A single number is the required answer: the count of lines in the listing below that hold the string "Userinit".

== == ==

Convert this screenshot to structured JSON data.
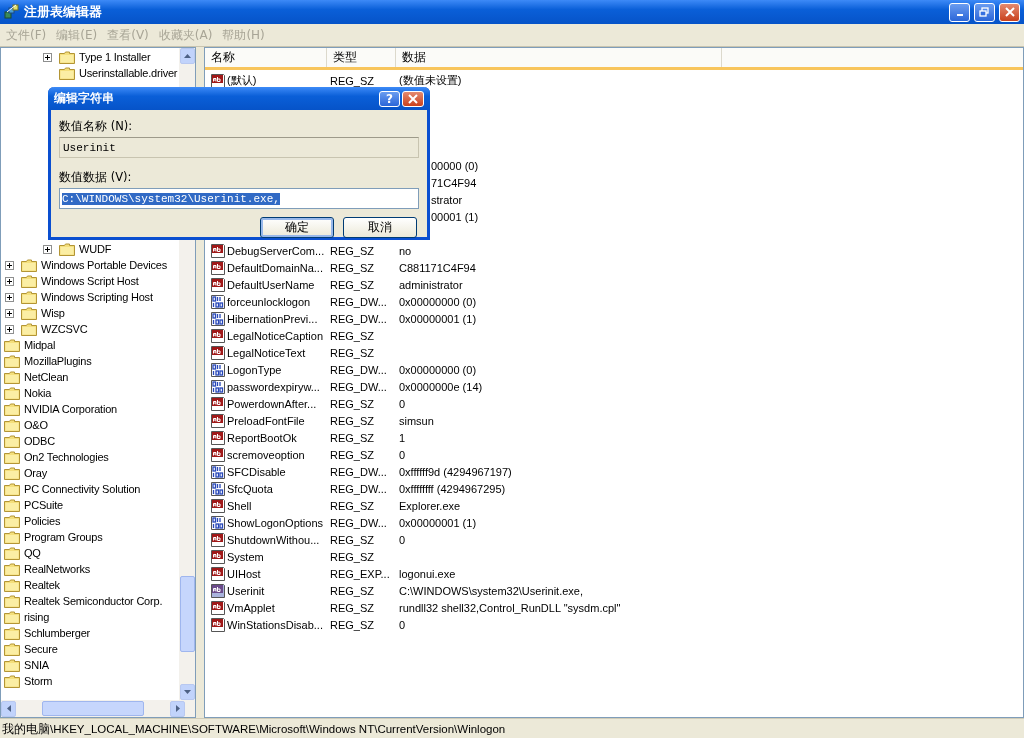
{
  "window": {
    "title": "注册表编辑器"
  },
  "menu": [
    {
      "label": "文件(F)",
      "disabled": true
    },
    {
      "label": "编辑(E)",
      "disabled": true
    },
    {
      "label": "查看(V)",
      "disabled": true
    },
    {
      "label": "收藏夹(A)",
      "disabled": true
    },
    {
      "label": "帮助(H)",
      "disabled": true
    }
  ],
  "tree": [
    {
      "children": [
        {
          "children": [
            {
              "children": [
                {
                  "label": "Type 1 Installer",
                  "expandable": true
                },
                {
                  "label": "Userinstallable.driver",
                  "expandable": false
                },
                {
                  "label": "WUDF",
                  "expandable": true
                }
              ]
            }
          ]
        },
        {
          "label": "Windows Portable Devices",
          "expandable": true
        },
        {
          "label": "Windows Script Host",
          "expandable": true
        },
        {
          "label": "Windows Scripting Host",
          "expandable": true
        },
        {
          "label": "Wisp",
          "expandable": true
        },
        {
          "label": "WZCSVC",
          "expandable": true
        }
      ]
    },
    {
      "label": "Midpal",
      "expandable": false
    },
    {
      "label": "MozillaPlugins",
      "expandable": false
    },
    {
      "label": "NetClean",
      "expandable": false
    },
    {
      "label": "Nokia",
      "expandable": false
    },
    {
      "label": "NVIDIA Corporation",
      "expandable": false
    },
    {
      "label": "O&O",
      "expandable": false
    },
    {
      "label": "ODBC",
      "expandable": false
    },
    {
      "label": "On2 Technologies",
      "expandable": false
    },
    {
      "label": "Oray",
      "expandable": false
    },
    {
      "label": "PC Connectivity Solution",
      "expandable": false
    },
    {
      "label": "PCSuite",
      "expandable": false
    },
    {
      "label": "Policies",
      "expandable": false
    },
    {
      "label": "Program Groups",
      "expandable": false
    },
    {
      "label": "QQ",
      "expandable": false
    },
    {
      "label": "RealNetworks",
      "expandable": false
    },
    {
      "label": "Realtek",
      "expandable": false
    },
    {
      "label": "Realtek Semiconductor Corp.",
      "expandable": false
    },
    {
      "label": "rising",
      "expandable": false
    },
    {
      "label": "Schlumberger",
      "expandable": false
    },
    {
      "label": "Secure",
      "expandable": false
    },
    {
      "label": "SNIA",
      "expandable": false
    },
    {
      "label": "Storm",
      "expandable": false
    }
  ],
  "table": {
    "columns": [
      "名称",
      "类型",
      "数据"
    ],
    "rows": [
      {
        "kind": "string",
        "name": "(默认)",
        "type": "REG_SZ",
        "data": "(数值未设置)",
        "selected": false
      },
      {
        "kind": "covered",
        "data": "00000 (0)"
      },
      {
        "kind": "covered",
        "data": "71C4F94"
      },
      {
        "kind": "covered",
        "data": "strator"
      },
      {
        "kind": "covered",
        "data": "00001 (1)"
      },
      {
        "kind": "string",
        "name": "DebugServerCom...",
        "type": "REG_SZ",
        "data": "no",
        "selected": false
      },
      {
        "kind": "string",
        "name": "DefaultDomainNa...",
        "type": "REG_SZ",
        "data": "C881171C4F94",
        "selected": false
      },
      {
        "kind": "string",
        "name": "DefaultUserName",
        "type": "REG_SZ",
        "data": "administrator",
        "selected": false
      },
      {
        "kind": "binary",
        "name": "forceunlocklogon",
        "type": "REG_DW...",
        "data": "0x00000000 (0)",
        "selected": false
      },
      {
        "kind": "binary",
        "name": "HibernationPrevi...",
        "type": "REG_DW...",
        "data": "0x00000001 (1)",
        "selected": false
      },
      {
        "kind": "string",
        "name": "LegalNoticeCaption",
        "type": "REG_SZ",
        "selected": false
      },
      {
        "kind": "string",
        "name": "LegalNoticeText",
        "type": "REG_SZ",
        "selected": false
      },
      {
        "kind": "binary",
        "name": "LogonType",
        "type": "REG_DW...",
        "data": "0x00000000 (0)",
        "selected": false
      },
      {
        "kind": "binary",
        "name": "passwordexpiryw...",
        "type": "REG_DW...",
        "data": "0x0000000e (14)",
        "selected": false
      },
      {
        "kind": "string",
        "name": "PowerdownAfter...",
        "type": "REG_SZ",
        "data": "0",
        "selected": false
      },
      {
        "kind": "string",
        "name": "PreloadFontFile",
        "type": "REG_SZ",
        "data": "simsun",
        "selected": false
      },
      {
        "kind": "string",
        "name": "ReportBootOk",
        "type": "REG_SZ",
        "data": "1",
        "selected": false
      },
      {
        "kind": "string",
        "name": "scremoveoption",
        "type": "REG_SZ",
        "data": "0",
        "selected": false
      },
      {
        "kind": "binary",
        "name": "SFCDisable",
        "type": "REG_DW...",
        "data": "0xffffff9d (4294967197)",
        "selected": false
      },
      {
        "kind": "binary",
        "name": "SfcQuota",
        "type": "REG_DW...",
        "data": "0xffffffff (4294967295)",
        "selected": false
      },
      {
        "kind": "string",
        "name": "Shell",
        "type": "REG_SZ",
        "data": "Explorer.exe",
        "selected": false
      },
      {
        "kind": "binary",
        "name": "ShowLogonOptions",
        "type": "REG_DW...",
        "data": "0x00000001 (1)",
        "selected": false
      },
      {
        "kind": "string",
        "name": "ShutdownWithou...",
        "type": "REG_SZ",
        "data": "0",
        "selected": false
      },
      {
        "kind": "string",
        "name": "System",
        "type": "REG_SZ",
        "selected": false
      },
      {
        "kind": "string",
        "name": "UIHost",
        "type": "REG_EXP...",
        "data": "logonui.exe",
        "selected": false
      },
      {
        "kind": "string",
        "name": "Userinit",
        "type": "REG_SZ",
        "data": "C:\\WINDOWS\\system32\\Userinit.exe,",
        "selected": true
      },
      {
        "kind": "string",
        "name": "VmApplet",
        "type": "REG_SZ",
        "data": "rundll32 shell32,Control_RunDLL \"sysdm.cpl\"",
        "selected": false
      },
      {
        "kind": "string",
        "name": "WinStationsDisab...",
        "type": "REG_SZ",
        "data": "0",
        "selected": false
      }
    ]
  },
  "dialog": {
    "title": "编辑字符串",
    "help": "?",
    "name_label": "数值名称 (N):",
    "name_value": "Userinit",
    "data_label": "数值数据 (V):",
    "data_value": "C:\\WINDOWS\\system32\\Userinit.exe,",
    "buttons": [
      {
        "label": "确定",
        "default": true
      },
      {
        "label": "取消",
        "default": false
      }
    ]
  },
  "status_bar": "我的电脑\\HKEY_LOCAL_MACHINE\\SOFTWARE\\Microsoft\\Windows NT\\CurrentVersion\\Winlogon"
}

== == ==

> Answer to the exercise
4